The golf world has been wondering for a couple of years now whether or not Tiger will ever regain his dominance, and for good reason. When Tiger's in the field TV ratings are often close to 50 percent higher than when he's not. There's arguably never been a golfer, let alone any professional athlete, that's captivated the general public's attention like Eldrick. If he fades away to journeyman status the game of golf and the many businesses that surround it will suffer. If he can reproduce some of his former glory everyone around the game, including the fans, will benefit greatly. So will he or won't he? According to USA Today, opinions vary:

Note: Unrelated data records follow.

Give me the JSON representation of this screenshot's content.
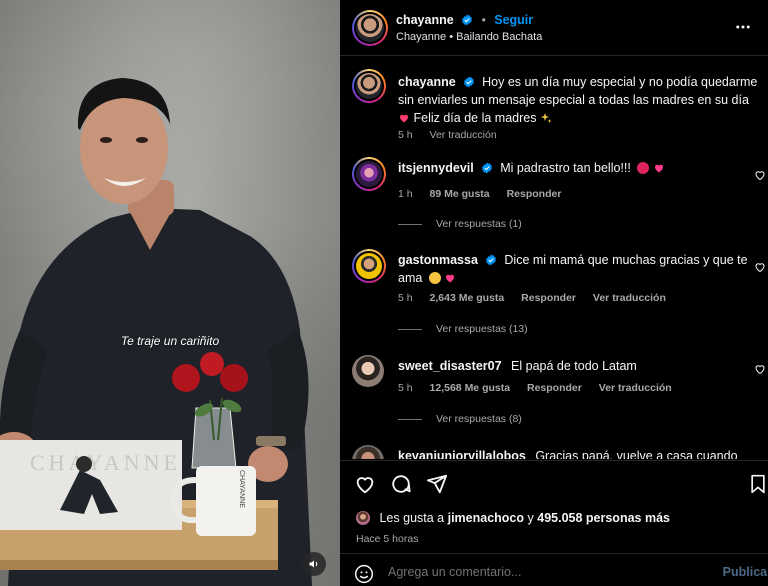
{
  "video": {
    "caption": "Te traje un cariñito",
    "album_cover_text": "CHAYANNE",
    "mug_text": "CHAYANNE"
  },
  "header": {
    "username": "chayanne",
    "dot": "•",
    "follow_label": "Seguir",
    "subtitle": "Chayanne • Bailando Bachata"
  },
  "caption_post": {
    "username": "chayanne",
    "text": "Hoy es un día muy especial y no podía quedarme sin enviarles un mensaje especial a todas las madres en su día",
    "text2": "Feliz día de la madres",
    "time": "5 h",
    "translate": "Ver traducción"
  },
  "comments": [
    {
      "username": "itsjennydevil",
      "text": "Mi padrastro tan bello!!!",
      "time": "1 h",
      "likes": "89 Me gusta",
      "reply": "Responder",
      "translate": "",
      "view_replies": "Ver respuestas (1)"
    },
    {
      "username": "gastonmassa",
      "text": "Dice mi mamá que muchas gracias y que te ama",
      "time": "5 h",
      "likes": "2,643 Me gusta",
      "reply": "Responder",
      "translate": "Ver traducción",
      "view_replies": "Ver respuestas (13)"
    },
    {
      "username": "sweet_disaster07",
      "text": "El papá de todo Latam",
      "time": "5 h",
      "likes": "12,568 Me gusta",
      "reply": "Responder",
      "translate": "Ver traducción",
      "view_replies": "Ver respuestas (8)"
    },
    {
      "username": "kevanjuniorvillalobos",
      "text": "Gracias papá, vuelve a casa cuando"
    }
  ],
  "actions": {
    "likes_prefix": "Les gusta a",
    "liked_by": "jimenachoco",
    "likes_mid": "y",
    "likes_count": "495.058 personas más",
    "time_ago": "Hace 5 horas"
  },
  "comment_box": {
    "placeholder": "Agrega un comentario...",
    "publish_label": "Publicar"
  },
  "icons": {
    "more": "more-horizontal-icon",
    "like": "heart-icon",
    "comment": "comment-icon",
    "share": "share-icon",
    "save": "bookmark-icon",
    "emoji": "emoji-icon",
    "sound": "speaker-icon",
    "verified": "verified-badge-icon"
  },
  "colors": {
    "follow": "#0095f6",
    "verified": "#0095f6",
    "background": "#000000",
    "muted_text": "#a8a8a8"
  }
}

"I honestly don't think there is a reason why he won't get back to No. 1 and being the best again," says Keegan Bradley, reigning PGA Championship winner and 2011 PGA Tour rookie of the year. "He's going to find a way."
"I don't know if he will rule the roost anymore," Dustin Johnson says. "He has struggled, but he's been injured. And he's had a few incidents that have thrown him for a loop. But I think he has everything back on track. He will be a force, I'm sure. He is one guy you are going to have to beat out here. But there are a lot of other guys you're going to have to beat, as well."
Interesting that two young PGA Tour superstars have such different opinions, but together they represent what most golf fans probably think — "Tiger's healthy again and will do what he's always done," or, "Tiger's going to get some more wins but he'll never dominate again." Delving further into the debate, Steve DiMeglio of USA Today offers nine reasons why Tiger will or won't be king. The No. 1 question? Injuries, of course.
1. Insult to injuries PRO: "I've been able to train again," Woods says. "Rehabbing and training are two totally different scenarios. I've been rehabbing pretty much the entire last couple of years. Now I'm healthy enough to train without issue. My body's feeling explosive again. … I can literally train all day now."
CON: His left knee. Dating to 1994, when he had two benign tumors removed and scar tissues repaired, he's had four operations on his knee, including a major reconstruction in 2008 after he won the U.S. Open. "That's the only worry," CBS golf analyst David Feherty says. " For a right-handed player, there is probably no such worse problem you can have. Your frame has to absorb that shock of the swing, and all the energy dissipates into the left knee area."